For more books or stories by M.G. Edwards, visit his web site at www.mgedwards.com or his blog, World Adventurers. Contact him at me@mgedwards.com, on Facebook, on Google+, or @m_g_edwards on Twitter.

© 2012 Brilliance Press. All rights reserved.
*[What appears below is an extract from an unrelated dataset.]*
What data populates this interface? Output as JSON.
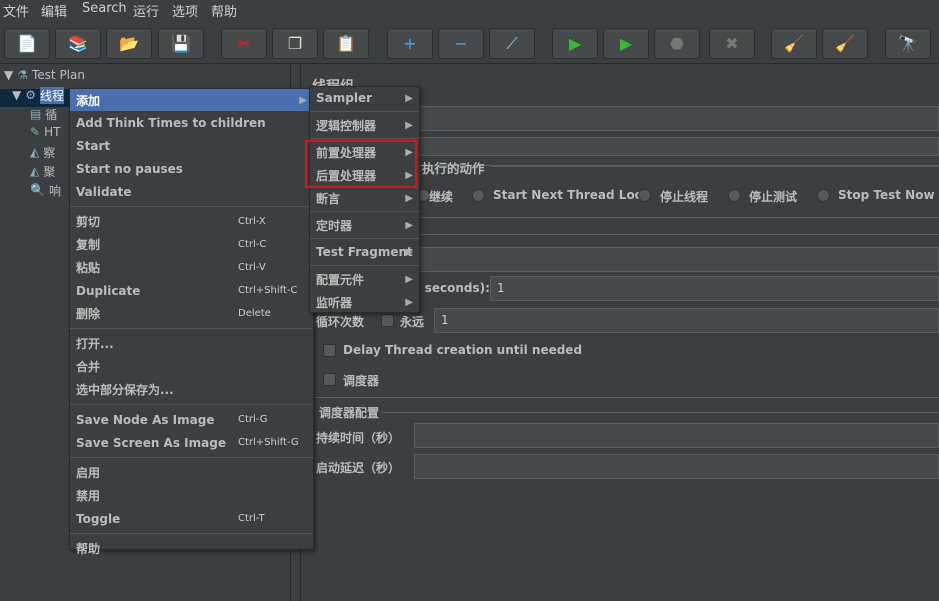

No part of this work may be reproduced or transmitted without the written consent of the author.